Andreas Herzog (61), who has held the CFO position for 17 years, will retire effective September 1. His successor is Mark Macus (47), who was employed at Bühler before for five years and who currently serves as CFO of the Vitra Group.
Andreas Herzog has made a substantial contribution to professionalizing and globalizing the financial organization of Bühler. “Withdrawing from the CFO position of Bühler after 17 years is an emotional moment for me. Bühler is a unique organization, in which the family spirit is still alive. But the company must renew itself permanently, and this also impacts my own function,” says Andreas Herzog. In the future, Herzog plans to devote his time and energy to various board mandates and to supporting Bühler in its efforts to develop new business models and its commitment to start-ups. “We thank Andy cordially for his untiring and passionate commitment, to which Bühler owes much of its success,” says Chairman of the Board Calvin Grieder.

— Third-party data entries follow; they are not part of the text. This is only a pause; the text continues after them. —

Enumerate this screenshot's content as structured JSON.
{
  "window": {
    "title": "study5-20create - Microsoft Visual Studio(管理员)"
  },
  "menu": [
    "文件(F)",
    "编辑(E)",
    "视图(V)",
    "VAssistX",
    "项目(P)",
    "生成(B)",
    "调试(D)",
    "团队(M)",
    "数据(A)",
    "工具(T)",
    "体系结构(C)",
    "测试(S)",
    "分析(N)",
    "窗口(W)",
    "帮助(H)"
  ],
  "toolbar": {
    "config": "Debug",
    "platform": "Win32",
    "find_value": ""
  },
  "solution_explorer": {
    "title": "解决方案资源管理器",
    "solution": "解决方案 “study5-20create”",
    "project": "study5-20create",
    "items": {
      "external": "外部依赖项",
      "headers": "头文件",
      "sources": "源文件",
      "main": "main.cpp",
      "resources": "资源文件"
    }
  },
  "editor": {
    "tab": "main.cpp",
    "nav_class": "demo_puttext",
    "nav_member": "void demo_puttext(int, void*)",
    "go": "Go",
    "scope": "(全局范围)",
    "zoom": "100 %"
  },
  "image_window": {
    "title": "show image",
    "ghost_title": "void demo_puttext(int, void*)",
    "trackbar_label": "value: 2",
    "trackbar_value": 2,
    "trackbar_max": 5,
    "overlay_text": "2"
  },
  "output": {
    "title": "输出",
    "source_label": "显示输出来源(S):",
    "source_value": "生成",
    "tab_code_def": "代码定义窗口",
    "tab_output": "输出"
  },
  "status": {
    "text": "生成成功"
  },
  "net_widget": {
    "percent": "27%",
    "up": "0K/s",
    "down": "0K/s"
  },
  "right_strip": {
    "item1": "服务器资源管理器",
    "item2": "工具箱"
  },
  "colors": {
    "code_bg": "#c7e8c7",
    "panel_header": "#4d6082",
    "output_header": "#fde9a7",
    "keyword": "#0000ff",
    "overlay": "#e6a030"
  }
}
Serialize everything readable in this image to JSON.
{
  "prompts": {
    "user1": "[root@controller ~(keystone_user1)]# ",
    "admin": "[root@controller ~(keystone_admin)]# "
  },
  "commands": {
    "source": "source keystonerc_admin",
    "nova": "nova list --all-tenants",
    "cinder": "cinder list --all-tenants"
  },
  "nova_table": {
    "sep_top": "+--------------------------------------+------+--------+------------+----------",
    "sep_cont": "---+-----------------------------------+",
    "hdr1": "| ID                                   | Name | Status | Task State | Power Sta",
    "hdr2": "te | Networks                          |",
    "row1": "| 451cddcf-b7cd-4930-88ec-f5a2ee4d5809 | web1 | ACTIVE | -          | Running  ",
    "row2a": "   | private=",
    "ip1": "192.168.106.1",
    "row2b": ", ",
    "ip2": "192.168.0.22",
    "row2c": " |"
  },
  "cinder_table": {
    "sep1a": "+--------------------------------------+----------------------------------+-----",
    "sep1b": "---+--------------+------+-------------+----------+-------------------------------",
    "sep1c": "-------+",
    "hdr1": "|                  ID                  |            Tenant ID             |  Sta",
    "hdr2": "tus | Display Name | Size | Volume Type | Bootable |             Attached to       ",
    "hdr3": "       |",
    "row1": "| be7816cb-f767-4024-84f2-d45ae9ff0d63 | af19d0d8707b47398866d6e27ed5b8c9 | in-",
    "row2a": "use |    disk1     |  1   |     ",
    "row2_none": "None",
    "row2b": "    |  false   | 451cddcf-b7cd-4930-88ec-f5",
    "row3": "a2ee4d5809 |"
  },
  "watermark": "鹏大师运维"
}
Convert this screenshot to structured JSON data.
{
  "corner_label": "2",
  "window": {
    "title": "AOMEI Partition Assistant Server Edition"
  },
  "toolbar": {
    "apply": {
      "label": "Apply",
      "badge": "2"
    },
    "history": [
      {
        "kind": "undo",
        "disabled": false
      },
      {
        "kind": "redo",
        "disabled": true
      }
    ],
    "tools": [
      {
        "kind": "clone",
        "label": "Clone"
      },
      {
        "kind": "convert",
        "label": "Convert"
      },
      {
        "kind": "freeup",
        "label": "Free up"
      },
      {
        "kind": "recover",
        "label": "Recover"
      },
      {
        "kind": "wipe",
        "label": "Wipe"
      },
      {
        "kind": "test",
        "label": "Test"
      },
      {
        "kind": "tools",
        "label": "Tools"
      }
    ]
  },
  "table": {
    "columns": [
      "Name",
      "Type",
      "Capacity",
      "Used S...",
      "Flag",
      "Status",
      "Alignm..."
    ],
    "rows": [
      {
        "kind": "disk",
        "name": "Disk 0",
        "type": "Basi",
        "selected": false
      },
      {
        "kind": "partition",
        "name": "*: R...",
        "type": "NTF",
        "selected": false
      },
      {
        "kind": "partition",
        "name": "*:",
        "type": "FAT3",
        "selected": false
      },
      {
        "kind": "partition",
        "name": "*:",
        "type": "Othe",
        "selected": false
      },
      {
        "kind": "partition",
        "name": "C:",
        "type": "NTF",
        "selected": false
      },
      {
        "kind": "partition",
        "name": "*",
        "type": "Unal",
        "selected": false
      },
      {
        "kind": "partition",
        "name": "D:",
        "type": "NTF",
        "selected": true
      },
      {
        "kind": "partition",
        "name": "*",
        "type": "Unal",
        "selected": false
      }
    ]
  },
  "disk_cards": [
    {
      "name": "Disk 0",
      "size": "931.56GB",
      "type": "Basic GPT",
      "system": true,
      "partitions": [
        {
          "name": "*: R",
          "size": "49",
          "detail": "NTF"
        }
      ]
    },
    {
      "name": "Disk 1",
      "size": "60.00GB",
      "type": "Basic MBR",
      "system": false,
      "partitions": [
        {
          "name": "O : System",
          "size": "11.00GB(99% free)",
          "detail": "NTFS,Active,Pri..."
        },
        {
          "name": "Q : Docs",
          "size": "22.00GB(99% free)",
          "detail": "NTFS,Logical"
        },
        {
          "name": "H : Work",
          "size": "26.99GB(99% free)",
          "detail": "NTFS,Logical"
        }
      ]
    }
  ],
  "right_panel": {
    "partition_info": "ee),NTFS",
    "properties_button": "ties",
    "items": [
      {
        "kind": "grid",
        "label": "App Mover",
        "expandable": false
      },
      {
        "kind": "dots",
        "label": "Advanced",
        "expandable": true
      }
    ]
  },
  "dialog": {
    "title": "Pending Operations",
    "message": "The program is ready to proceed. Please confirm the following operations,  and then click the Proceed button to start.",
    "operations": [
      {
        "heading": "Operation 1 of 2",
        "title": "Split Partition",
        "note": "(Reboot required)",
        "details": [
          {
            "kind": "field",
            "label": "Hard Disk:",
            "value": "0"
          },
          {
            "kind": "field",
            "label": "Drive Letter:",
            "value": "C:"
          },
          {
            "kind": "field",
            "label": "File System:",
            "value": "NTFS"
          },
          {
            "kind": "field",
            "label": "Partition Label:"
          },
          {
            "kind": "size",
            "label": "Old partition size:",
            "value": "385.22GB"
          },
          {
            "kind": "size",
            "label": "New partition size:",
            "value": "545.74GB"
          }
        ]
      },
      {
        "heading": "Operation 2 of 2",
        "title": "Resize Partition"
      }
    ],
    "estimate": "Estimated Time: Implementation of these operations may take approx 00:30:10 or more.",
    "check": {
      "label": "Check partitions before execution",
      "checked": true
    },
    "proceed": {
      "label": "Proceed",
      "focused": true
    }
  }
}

Mark Macus will take charge of the CFO function of Bühler effective September 1. Aged 47, married and a father of three, Mark Macus holds a PhD degree (Dr. oec HSG) from the University of St. Gallen and is a certified auditor. Following his education at the University of St. Gallen and the Wharton School, he worked for six years at KPMG, was employed for three years in corporate controlling of the Holcim Group, and headed the corporate controlling unit of Bühler for five years. He has been the CFO of the Vitra Group in Birsfelden, Switzerland, since April 2018. “Mark Macus is the ideal successor for us,” says Bühler CEO Stefan Scheiber. “He possesses vast experience, knows the challenges of the capital goods industry, and is thoroughly familiar with Bühler. We are glad to have found Mark Macus for this task and look forward to welcoming him back,” says Scheiber.
By Tim Wall
In 2020, pandemic driven demand alternative pet market, reducing owner preparation and diligence as people scramble to buy what puppies they could, without investigating the source, or even seeing the young dog.
By Debbie Phillips-Donaldson
Issues with pet food transportation have contributed to higher costs in supply chain disruptions.